▶ _PROBLEM TO WORK ON_
Reply only with how many lines below contain "动态控制系统".

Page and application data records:

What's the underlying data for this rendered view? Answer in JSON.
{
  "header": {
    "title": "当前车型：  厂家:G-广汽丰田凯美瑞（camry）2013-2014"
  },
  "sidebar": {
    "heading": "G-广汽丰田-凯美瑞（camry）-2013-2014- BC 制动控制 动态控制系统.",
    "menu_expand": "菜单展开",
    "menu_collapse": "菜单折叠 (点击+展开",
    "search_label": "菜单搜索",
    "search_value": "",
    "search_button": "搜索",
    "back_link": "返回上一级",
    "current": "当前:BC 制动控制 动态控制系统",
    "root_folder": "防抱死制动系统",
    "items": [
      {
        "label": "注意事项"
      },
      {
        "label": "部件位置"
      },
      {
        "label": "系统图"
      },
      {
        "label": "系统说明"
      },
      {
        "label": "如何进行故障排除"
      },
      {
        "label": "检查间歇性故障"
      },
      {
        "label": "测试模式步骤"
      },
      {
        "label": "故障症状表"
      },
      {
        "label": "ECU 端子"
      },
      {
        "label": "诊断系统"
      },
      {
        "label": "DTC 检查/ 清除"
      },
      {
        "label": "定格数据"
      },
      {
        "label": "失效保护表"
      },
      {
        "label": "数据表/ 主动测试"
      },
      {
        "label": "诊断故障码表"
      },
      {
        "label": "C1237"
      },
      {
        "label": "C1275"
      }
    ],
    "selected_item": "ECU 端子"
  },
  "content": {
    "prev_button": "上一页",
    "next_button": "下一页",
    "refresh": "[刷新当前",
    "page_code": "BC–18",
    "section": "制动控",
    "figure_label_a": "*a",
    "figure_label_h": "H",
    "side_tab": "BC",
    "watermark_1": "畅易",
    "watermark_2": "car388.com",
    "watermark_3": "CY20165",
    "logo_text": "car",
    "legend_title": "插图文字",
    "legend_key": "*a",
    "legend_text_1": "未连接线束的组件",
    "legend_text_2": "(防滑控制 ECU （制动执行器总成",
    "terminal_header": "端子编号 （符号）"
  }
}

▶ _SOLUTION TO THIS PROBLEM_
2